So, you go to get your gas fireplace going… but your main burner flame won’t come on. What could be the problem, and what can you do about it?

First of all, main burner issues can only typically be four things:

  1. The wall switch is bad
  2. Your thermopile is bad
  3. Your pilot flame is bad
  4. Your main control valve is bad

Thankfully, most of these issues can be easily tested, and most of them can be fixed simply.

Wall switch issues

The most simple of these issues, and consequently the most common, is a bad wall switch. This is probably the easiest thing to test and replace.

How does the wall switch affect a fireplace’s function?   The way milivolt gas fireplaces work is that the pilot light generates electricity (under 1 volt) and sends it the wall switch.  When you flip the switch on, it will send that voltage back to the fireplace and signal to the fireplace to turn on the flame.

What can happen over the years, is that the connections inside the switch can get dirty, corroded, or broken, causing a large drop in voltage at the switch.  So by the time the small amount of voltage gets sent back to the fireplace, it is not enough to signal the fireplace to turn on.

So, you can check and test out the wall switch for any potential issues.

Pilot flame issues

This is probably the easiest of the tests, and it does not require any equipment.  You just need to visually inspect your pilot light.  It should be blue, without much yellow in it at all (see picture above for an example of a good pilot flame).

A healthy pilot flame should be blue, and the flame should engulf the sensors and almost wrap around them.  This is important because those sensors need to be a certain temperature. Yellow flames seem to pull away from the sensors as the flame shoots straight up in the air.

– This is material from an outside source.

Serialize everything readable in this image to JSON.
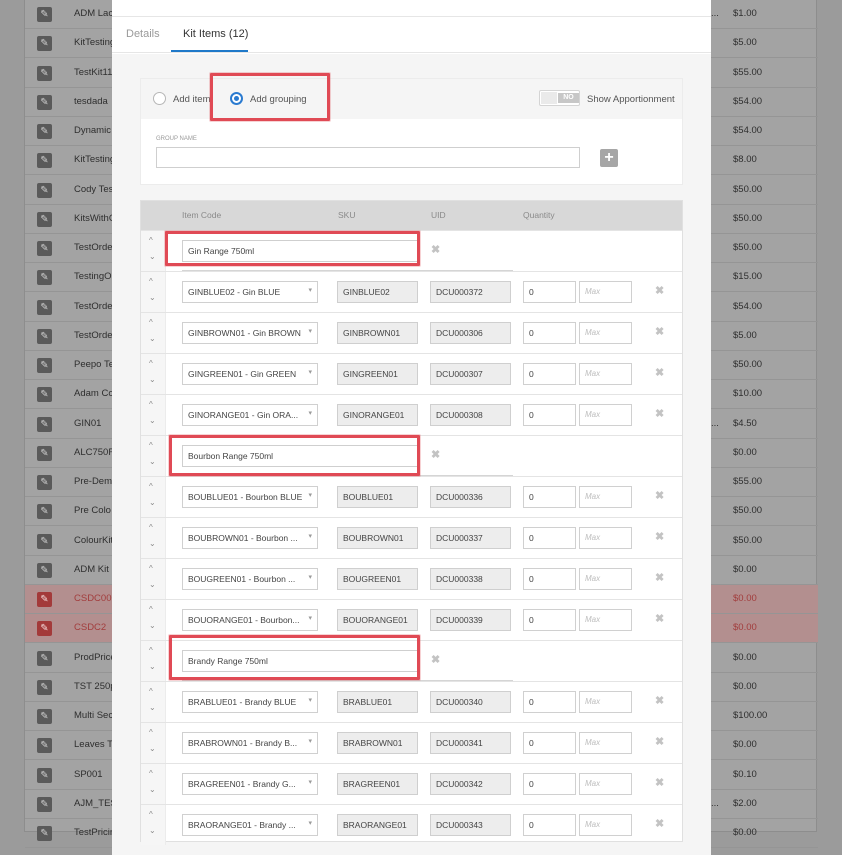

You don’t want that.

If the flame is not healthy, it will not engulf the thermocouple or thermopile and the result: your thermopile is not hot enough to create the voltage it needs to ignite the burner.

If you determine that you have a bad pilot flame, you can either clean out your pilot hood and orifice with a wire brush (cheap but not long term) or replace the pilot orifice and hood (this is called the pilot assembly)  Replacing the pilot assembly takes a little more time but will last ten times longer.

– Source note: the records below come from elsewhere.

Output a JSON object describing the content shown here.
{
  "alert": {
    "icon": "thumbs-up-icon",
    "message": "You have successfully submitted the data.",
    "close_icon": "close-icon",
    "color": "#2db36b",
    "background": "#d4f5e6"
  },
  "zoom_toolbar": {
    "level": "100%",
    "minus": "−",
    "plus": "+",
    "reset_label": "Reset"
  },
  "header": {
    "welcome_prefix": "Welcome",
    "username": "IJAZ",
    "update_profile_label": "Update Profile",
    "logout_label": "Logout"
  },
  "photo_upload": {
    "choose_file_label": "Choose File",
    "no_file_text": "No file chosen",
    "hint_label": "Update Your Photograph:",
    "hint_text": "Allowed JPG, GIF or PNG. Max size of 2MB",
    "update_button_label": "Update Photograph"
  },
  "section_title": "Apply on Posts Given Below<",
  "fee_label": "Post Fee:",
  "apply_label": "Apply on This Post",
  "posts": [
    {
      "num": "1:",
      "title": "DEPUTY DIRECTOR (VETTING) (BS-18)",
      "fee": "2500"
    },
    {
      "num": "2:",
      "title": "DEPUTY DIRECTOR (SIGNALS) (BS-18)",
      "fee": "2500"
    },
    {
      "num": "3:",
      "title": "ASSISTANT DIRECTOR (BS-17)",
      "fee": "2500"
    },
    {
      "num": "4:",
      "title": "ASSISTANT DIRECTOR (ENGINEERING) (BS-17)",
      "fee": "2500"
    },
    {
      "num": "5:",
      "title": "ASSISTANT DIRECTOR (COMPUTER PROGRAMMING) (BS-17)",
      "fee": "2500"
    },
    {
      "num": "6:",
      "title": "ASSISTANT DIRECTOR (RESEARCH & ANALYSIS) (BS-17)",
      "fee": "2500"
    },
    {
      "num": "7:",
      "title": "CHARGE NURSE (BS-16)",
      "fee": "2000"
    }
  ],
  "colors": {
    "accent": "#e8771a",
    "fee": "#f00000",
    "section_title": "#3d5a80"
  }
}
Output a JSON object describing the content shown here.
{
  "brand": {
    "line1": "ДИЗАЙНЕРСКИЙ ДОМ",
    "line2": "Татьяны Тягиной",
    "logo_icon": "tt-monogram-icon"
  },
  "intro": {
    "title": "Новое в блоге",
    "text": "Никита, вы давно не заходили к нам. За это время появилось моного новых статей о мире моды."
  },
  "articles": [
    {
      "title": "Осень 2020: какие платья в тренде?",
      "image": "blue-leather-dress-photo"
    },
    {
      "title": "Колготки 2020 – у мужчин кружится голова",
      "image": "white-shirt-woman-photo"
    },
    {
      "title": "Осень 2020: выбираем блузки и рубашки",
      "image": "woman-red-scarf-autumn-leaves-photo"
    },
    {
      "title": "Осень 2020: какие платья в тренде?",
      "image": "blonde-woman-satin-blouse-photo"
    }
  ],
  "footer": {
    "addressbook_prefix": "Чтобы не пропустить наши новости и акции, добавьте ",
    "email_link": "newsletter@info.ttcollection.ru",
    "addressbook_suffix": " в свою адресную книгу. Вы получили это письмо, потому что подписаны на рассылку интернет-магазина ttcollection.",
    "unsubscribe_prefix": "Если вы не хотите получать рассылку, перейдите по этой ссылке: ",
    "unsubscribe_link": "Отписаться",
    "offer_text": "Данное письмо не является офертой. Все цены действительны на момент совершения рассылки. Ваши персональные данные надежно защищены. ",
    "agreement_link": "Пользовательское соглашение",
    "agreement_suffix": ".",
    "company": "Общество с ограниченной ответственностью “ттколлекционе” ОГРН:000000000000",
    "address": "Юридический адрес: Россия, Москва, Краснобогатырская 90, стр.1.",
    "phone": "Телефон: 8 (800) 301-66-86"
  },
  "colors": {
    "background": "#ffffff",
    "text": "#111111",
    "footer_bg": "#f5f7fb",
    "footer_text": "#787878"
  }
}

For more help with these, and ANY gas fireplace repair issues… Simply give us a call here at First Place Chimney, and we can better help you:

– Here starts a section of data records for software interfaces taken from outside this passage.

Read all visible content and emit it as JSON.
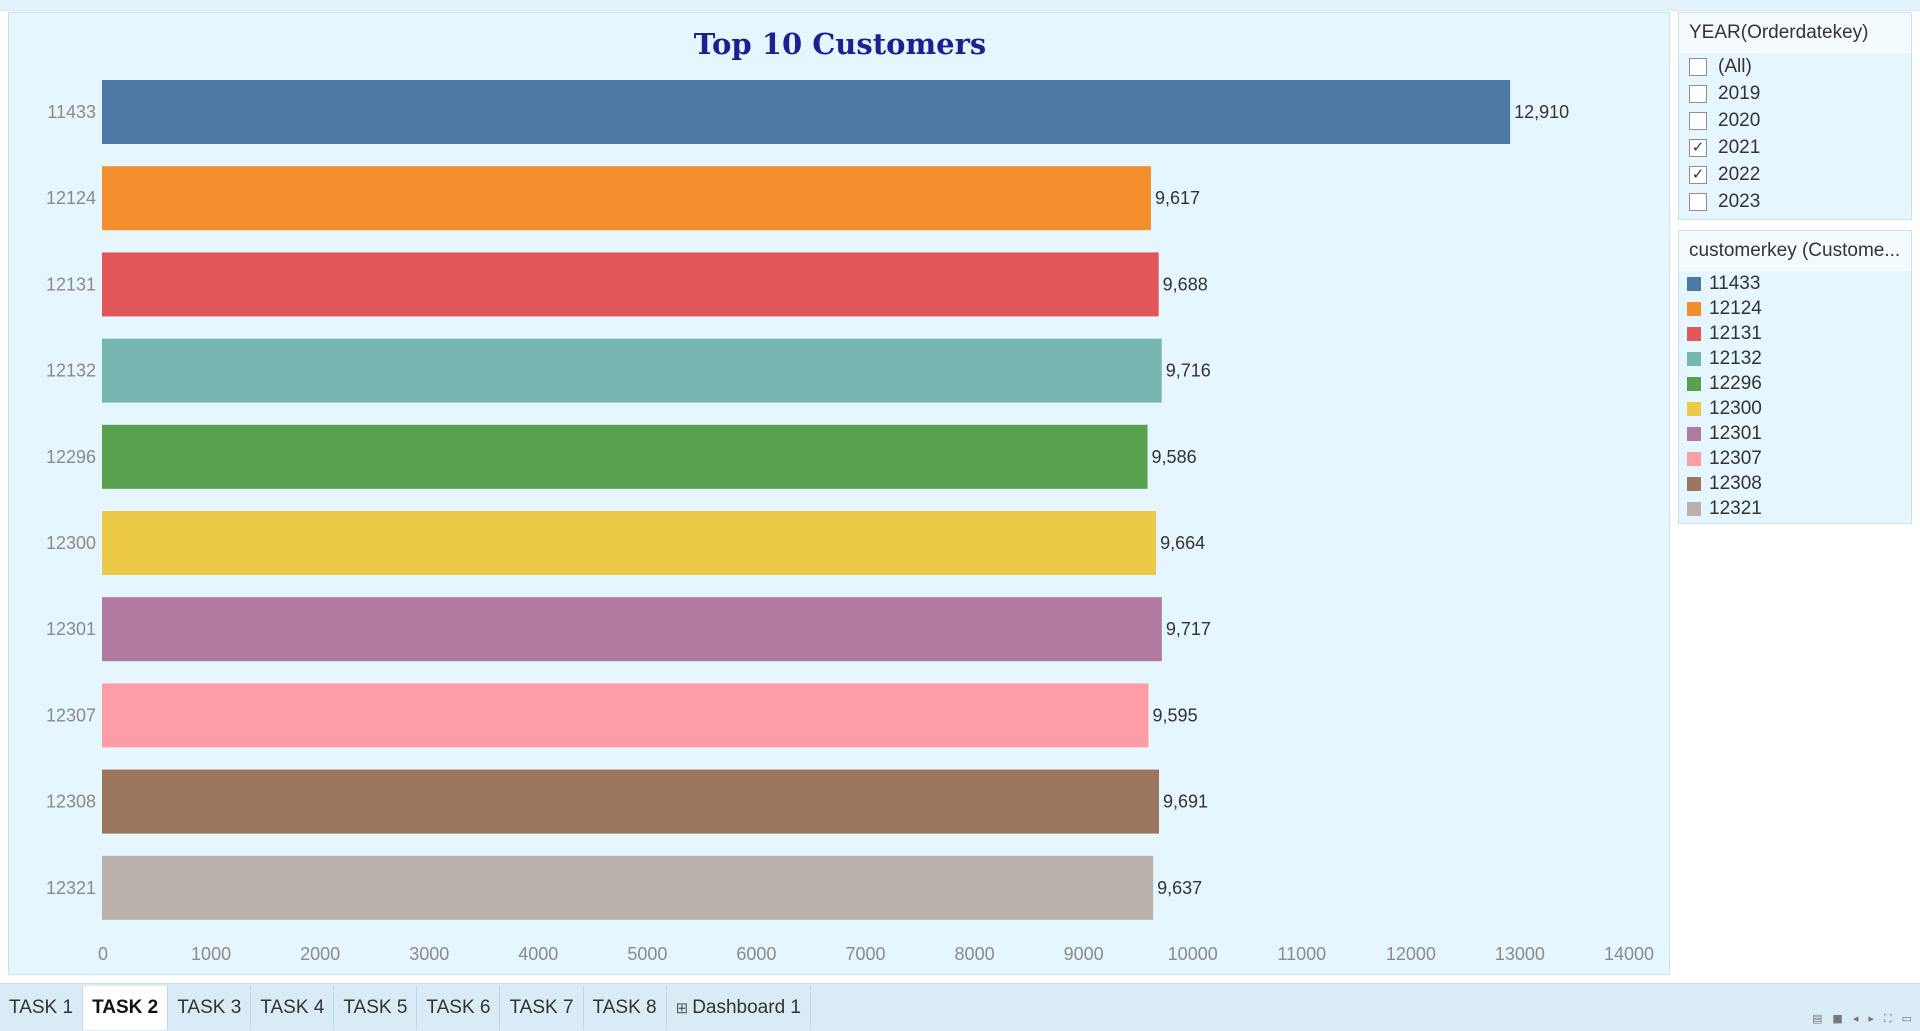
{
  "chart_data": {
    "type": "bar",
    "orientation": "horizontal",
    "title": "Top 10 Customers",
    "categories": [
      "11433",
      "12124",
      "12131",
      "12132",
      "12296",
      "12300",
      "12301",
      "12307",
      "12308",
      "12321"
    ],
    "values": [
      12910,
      9617,
      9688,
      9716,
      9586,
      9664,
      9717,
      9595,
      9691,
      9637
    ],
    "value_labels": [
      "12,910",
      "9,617",
      "9,688",
      "9,716",
      "9,586",
      "9,664",
      "9,717",
      "9,595",
      "9,691",
      "9,637"
    ],
    "colors": [
      "#4e79a7",
      "#f28e2b",
      "#e15759",
      "#76b7b2",
      "#59a14f",
      "#edc948",
      "#b07aa1",
      "#ff9da7",
      "#9c755f",
      "#bab0ac"
    ],
    "xlim": [
      0,
      14000
    ],
    "xticks": [
      0,
      1000,
      2000,
      3000,
      4000,
      5000,
      6000,
      7000,
      8000,
      9000,
      10000,
      11000,
      12000,
      13000,
      14000
    ],
    "grid": false,
    "legend": "right"
  },
  "filter": {
    "title": "YEAR(Orderdatekey)",
    "options": [
      {
        "label": "(All)",
        "checked": false
      },
      {
        "label": "2019",
        "checked": false
      },
      {
        "label": "2020",
        "checked": false
      },
      {
        "label": "2021",
        "checked": true
      },
      {
        "label": "2022",
        "checked": true
      },
      {
        "label": "2023",
        "checked": false
      }
    ]
  },
  "legend": {
    "title": "customerkey (Custome...",
    "items": [
      {
        "label": "11433",
        "color": "#4e79a7"
      },
      {
        "label": "12124",
        "color": "#f28e2b"
      },
      {
        "label": "12131",
        "color": "#e15759"
      },
      {
        "label": "12132",
        "color": "#76b7b2"
      },
      {
        "label": "12296",
        "color": "#59a14f"
      },
      {
        "label": "12300",
        "color": "#edc948"
      },
      {
        "label": "12301",
        "color": "#b07aa1"
      },
      {
        "label": "12307",
        "color": "#ff9da7"
      },
      {
        "label": "12308",
        "color": "#9c755f"
      },
      {
        "label": "12321",
        "color": "#bab0ac"
      }
    ]
  },
  "tabs": [
    {
      "label": "TASK 1",
      "active": false,
      "icon": ""
    },
    {
      "label": "TASK 2",
      "active": true,
      "icon": ""
    },
    {
      "label": "TASK 3",
      "active": false,
      "icon": ""
    },
    {
      "label": "TASK 4",
      "active": false,
      "icon": ""
    },
    {
      "label": "TASK 5",
      "active": false,
      "icon": ""
    },
    {
      "label": "TASK 6",
      "active": false,
      "icon": ""
    },
    {
      "label": "TASK 7",
      "active": false,
      "icon": ""
    },
    {
      "label": "TASK 8",
      "active": false,
      "icon": ""
    },
    {
      "label": "Dashboard 1",
      "active": false,
      "icon": "dashboard-icon"
    }
  ],
  "status_icons": [
    "grid-view-icon",
    "single-view-icon",
    "prev-icon",
    "next-icon",
    "fullscreen-icon",
    "present-icon"
  ]
}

Related Article: How to Light the Pilot of a Napoleon Gas Fireplace